The reskilling network’s focus on women was welcomed by the Women’s Foundation of Southern Arizona, which runs a program called Pathways that helps single mothers move through career and technical education programs at Pima Community College.
“The deck has been stacked against women and communities of color long before COVID-19,” Women’s Foundation CEO Amalia Luxardo said in an email.
The foundation’s research has shown that more than 500,000 of Arizona’s women and 800,000 children live at or near poverty levels, while 89% of Arizona’s low-income single mothers with children under the age of six only have a high school education, preventing them from achieving economic independence.

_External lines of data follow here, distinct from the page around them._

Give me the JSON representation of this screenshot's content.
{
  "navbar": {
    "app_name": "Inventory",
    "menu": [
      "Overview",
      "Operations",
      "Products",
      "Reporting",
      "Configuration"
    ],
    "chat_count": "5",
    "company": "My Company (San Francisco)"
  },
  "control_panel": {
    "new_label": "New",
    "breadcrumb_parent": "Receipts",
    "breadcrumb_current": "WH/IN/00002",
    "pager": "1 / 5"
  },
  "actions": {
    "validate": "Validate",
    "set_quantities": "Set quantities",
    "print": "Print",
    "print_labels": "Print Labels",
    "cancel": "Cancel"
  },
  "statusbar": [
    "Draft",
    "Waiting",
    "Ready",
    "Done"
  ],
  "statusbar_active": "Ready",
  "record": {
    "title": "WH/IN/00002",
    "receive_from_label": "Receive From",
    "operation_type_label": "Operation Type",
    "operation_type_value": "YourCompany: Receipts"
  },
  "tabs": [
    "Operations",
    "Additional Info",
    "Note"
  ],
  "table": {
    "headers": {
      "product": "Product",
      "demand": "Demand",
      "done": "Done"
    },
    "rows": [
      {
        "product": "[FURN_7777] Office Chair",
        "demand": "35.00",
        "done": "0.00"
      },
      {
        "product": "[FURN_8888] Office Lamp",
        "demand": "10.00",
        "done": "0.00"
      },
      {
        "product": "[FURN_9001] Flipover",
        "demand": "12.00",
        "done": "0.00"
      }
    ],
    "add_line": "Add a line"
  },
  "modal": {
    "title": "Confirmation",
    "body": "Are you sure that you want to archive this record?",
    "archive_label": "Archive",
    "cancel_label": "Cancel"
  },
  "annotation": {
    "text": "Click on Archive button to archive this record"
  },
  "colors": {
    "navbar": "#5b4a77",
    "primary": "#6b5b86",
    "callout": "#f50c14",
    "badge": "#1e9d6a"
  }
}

“The pandemic has illuminated the fact that women — who are increasingly the heads of households — are disproportionately vulnerable to the effects of a public health or economic crisis,” Luxardo said, noting that women lost 10 years of employment gains in March alone.
“Finding sustainable solutions that level the playing field and increase the earning power of women is essential to long-term meaningful recovery,” she said.

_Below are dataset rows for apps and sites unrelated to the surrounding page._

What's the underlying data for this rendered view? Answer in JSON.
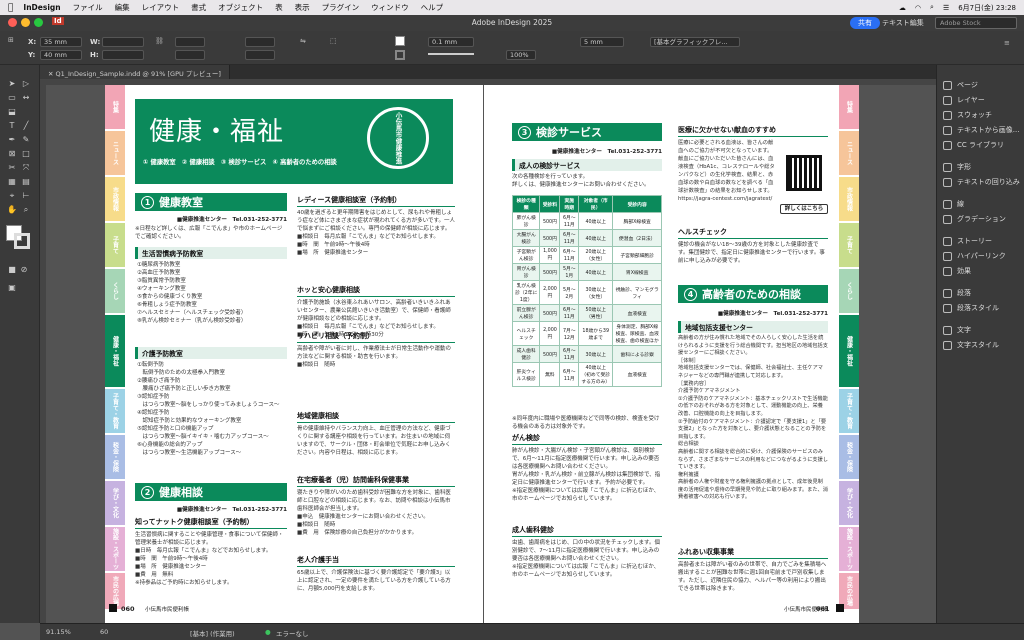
{
  "menubar": {
    "app": "InDesign",
    "items": [
      "ファイル",
      "編集",
      "レイアウト",
      "書式",
      "オブジェクト",
      "表",
      "表示",
      "プラグイン",
      "ウィンドウ",
      "ヘルプ"
    ],
    "datetime": "6月7日(金) 23:28"
  },
  "titlebar": {
    "title": "Adobe InDesign 2025",
    "share": "共有",
    "workspace": "テキスト編集",
    "stock_placeholder": "Adobe Stock"
  },
  "control": {
    "x": "35 mm",
    "y": "40 mm",
    "w_label": "W:",
    "h_label": "H:",
    "x_label": "X:",
    "y_label": "Y:",
    "stroke": "0.1 mm",
    "zoom": "100%",
    "width": "5 mm",
    "style": "[基本グラフィックフレ..."
  },
  "doctab": {
    "name": "Q1_InDesign_Sample.indd @ 91% [GPU プレビュー]"
  },
  "panels": [
    "ページ",
    "レイヤー",
    "スウォッチ",
    "テキストから画像...",
    "CC ライブラリ",
    "字形",
    "テキストの回り込み",
    "線",
    "グラデーション",
    "ストーリー",
    "ハイパーリンク",
    "効果",
    "段落",
    "段落スタイル",
    "文字",
    "文字スタイル"
  ],
  "status": {
    "zoom": "91.15%",
    "page": "60",
    "master": "[基本] (作業用)",
    "errors": "エラーなし"
  },
  "tabs": [
    "特集",
    "ニュース",
    "市政情報",
    "子育て",
    "くらし",
    "健康・福祉",
    "子育て・教育",
    "税金・保険",
    "学び・文化",
    "施設・スポーツ",
    "市民の広場"
  ],
  "left": {
    "banner_title": "健康・福祉",
    "banner_links": "① 健康教室　② 健康相談　③ 検診サービス　④ 高齢者のための相談",
    "stamp": "小伝馬市健康推進",
    "sec1": {
      "num": "1",
      "title": "健康教室",
      "contact": "■健康推進センター　Tel.031-252-3771",
      "intro": "※日程など詳しくは、広報「こでんま」や市のホームページでご確認ください。"
    },
    "s1a": {
      "head": "生活習慣病予防教室",
      "body": "①糖尿病予防教室\n②高血圧予防教室\n③脂質異常予防教室\n④ウォーキング教室\n⑤食からの健康づくり教室\n⑥骨粗しょう症予防教室\n⑦ヘルスセミナー（ヘルスチェック受診者）\n⑧乳がん検診セミナー（乳がん検診受診者）"
    },
    "s1b": {
      "head": "介護予防教室",
      "body": "①転倒予防\n　転倒予防のための太極拳入門教室\n②腰痛ひざ痛予防\n　腰痛ひざ痛予防と正しい歩き方教室\n③認知症予防\n　はつらつ教室〜脳をしっかり使ってみましょうコース〜\n④認知症予防\n　認知症予防と効果的なウォーキング教室\n⑤認知症予防と口の機能アップ\n　はつらつ教室〜脳イキイキ・噛む力アップコース〜\n⑥心身機能の総合的アップ\n　はつらつ教室〜生活機能アップコース〜"
    },
    "sec2": {
      "num": "2",
      "title": "健康相談",
      "contact": "■健康推進センター　Tel.031-252-3771"
    },
    "s2a": {
      "head": "知ってナットク健康相談室（予約制）",
      "body": "生活習慣病に関することや健康管理・食事について保健師・管理栄養士が相談に応じます。\n■日時　毎月広報「こでんま」などでお知らせします。\n■時　間　午前9時〜午後4時\n■場　所　健康推進センター\n■費　用　無料\n※持参品はご予約時にお知らせします。"
    },
    "s2b": {
      "head": "レディース健康相談室（予約制）",
      "body": "40歳を過ぎると更年期障害をはじめとして、尿もれや骨粗しょう症など体にさまざまな症状が現われてくる方が多いです。一人で悩まずにご相談ください。専門の保健師が相談に応じます。\n■相談日　毎月広報「こでんま」などでお知らせします。\n■時　間　午前9時〜午後4時\n■場　所　健康推進センター"
    },
    "s2c": {
      "head": "ホッと安心健康相談",
      "body": "介護予防施設（水谷東ふれあいサロン、高齢者いきいきふれあいセンター、農業公民館いきいき活動室）で、保健師・看護師が健康相談などの相談に応じます。\n■相談日　毎月広報「こでんま」などでお知らせします。\n■時　間　午後1時30分〜3時30分"
    },
    "s2d": {
      "head": "リハビリ相談（予約制）",
      "body": "高齢者や障がい者に対し、作業療法士が日常生活動作や運動の方法などに関する相談・助言を行います。\n■相談日　随時"
    },
    "s2e": {
      "head": "地域健康相談",
      "body": "骨の健康維持やバランス力向上、血圧管理の方法など、健康づくりに関する講座や相談を行っています。お住まいの地域に伺いますので、サークル・団体・町会単位で気軽にお申し込みください。内容や日程は、相談に応じます。"
    },
    "s2f": {
      "head": "在宅療養者（児）訪問歯科保健事業",
      "body": "寝たきりや障がいのため歯科受診が困難な方を対象に、歯科医師と口腔などの相談に応じます。なお、訪問や相談は小伝馬市歯科医師会が担当します。\n■申込　健康推進センターにお問い合わせください。\n■相談日　随時\n■費　用　保険診療の自己負担分がかかります。"
    },
    "s2g": {
      "head": "老人介護手当",
      "body": "65歳以上で、介護保険法に基づく要介護認定で「要介護3」以上に認定され、一定の要件を満たしている方を介護している方に、月額5,000円を支給します。"
    },
    "footer": {
      "page": "060",
      "name": "小伝馬市民便利帳"
    }
  },
  "right": {
    "sec3": {
      "num": "3",
      "title": "検診サービス",
      "contact": "■健康推進センター　Tel.031-252-3771"
    },
    "s3a": {
      "head": "成人の検診サービス",
      "body": "次の各種検診を行っています。\n詳しくは、健康推進センターにお問い合わせください。"
    },
    "table": {
      "headers": [
        "検診の種類",
        "受診料",
        "実施時期",
        "対象者（市民）",
        "受診内容"
      ],
      "rows": [
        [
          "肺がん検診",
          "500円",
          "6月〜11月",
          "40歳以上",
          "胸部X線検査"
        ],
        [
          "大腸がん検診",
          "500円",
          "6月〜11月",
          "40歳以上",
          "便潜血（2日法）"
        ],
        [
          "子宮頸がん検診",
          "1,000円",
          "6月〜11月",
          "20歳以上（女性）",
          "子宮頸部細胞診"
        ],
        [
          "胃がん検診",
          "500円",
          "5月〜1月",
          "40歳以上",
          "胃X線検査"
        ],
        [
          "乳がん検診（2年に1度）",
          "2,000円",
          "5月〜2月",
          "30歳以上（女性）",
          "視触診、マンモグラフィ"
        ],
        [
          "前立腺がん検診",
          "500円",
          "6月〜11月",
          "50歳以上（男性）",
          "血液検査"
        ],
        [
          "ヘルスチェック",
          "2,000円",
          "7月〜12月",
          "18歳から39歳まで",
          "身体測定、胸部X線検査、尿検査、血液検査、歯の検査ほか"
        ],
        [
          "成人歯科健診",
          "500円",
          "6月〜11月",
          "30歳以上",
          "歯科による診察"
        ],
        [
          "肝炎ウィルス検診",
          "無料",
          "6月〜11月",
          "40歳以上（初めて受診する方のみ）",
          "血液検査"
        ]
      ]
    },
    "note1": "※同年度内に職場や医療機関などで同等の検診、検査を受ける機会のある方は対象外です。",
    "s3b": {
      "head": "がん検診",
      "body": "肺がん検診・大腸がん検診・子宮頸がん検診は、個別検診で、6月〜11月に指定医療機関で行います。申し込みの要否は各医療機関へお問い合わせください。\n胃がん検診・乳がん検診・前立腺がん検診は集団検診で、指定日に健康推進センターで行います。予約が必要です。\n※指定医療機関については広報「こでんま」に折込むほか、市のホームページでお知らせしています。"
    },
    "s3c": {
      "head": "成人歯科健診",
      "body": "虫歯、歯周病をはじめ、口の中の状況をチェックします。個別健診で、7〜11月に指定医療機関で行います。申し込みの要否は各医療機関へお問い合わせください。\n※指定医療機関については広報「こでんま」に折込むほか、市のホームページでお知らせしています。"
    },
    "s3d": {
      "head": "医療に欠かせない献血のすすめ",
      "body": "医療に必要とされる血液は、皆さんの献血へのご協力が不可欠となっています。\n献血にご協力いただいた皆さんには、血液検査（HbA1c、コレステロールや総タンパクなど）の生化学検査、結果と、赤血球の数や白血球の数などを調べる「血球計数検査」の結果をお知らせします。\nhttps://jagra-centest.com/jagratest/",
      "btn": "詳しくはこちら"
    },
    "s3e": {
      "head": "ヘルスチェック",
      "body": "健診の機会がない18〜39歳の方を対象とした健康診査です。集団健診で、指定日に健康推進センターで行います。事前に申し込みが必要です。"
    },
    "sec4": {
      "num": "4",
      "title": "高齢者のための相談",
      "contact": "■健康推進センター　Tel.031-252-3771"
    },
    "s4a": {
      "head": "地域包括支援センター",
      "body": "高齢者の方が住み慣れた地域でその人らしく安心した生活を続けられるように支援を行う総合機関です。担当地区の地域包括支援センターにご相談ください。\n［体制］\n地域包括支援センターでは、保健師、社会福祉士、主任ケアマネジャーなどの専門職が連携して対応します。\n［業務内容］\n介護予防ケアマネジメント\n①介護予防のケアマネジメント：基本チェックリストで生活機能の低下のおそれがある方を対象として、運動機能の向上、栄養改善、口腔機能の向上を目指します。\n②予防給付のケアマネジメント：介護認定で「要支援1」と「要支援2」となった方を対象とし、要介護状態となることの予防を目指します。\n総合相談\n高齢者に関する相談を総合的に受け、介護保険のサービスのみならず、さまざまなサービスの利用などにつながるように支援していきます。\n権利擁護\n高齢者の人権や財産を守る権利擁護の拠点として、成年後見制度の活用促進や虐待の早期発見や防止に取り組みます。また、消費者被害への対応も行います。"
    },
    "s4b": {
      "head": "ふれあい収集事業",
      "body": "高齢者または障がい者のみの世帯で、自力でごみを集積場へ搬出することが困難な世帯に週1回自宅前まで戸別収集します。ただし、近隣住民の協力、ヘルパー等の利用により搬出できる世帯は除きます。"
    },
    "footer": {
      "page": "061",
      "name": "小伝馬市民便利帳"
    }
  }
}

The Pathways program has been recognized as an innovative solution, recently receiving a $95,000 grant from the Bill & Melinda Gates Foundation and the Women’s Funding Network.
Pathways also received $50,000 as winner of the Rise Prize, a national award program that recognizes innovations that help student parents.
Already in the works
Pima Community College is building up its capacity to help more students get the education they need to land jobs in the increasingly tech-based economy.
Pima has expanded its certificate and degree programs in fast-growing tech areas, partnering with self-driving truck developer TuSimple last year on an autonomous vehicle driver and specialist program for experienced truck drivers.
Pima has launched a planned $35 million expansion and renovation of its downtown campus at Stone Avenue and Speedway to support the college’s new Center of Excellence in Applied Technology, including a $12.5 million Automotive Technology and Innovation Center now under construction.
Pima also is building a new Aviation Technology Center at its site at Tucson International Airport — despite the pandemic’s devastating impact on the airline industry.
“Our students are still getting hired right now,” Roark said. “The planes still need to be maintained so that they do not deteriorate for being too idle, and economic activity is picking up.”
Even before COVID-19, Pima had narrowed its focus on career as well as transferable skills in areas with “family-sustaining wages” and prospects for long-term job growth.
Those include automotive technology, transportation, advanced logistics, building construction technology and design; manufacturing including aerospace and defense, optics, automation, fabrication, machining and robotics; aviation technology; information technology and cybersecurity, health science, and emergency services and public safety.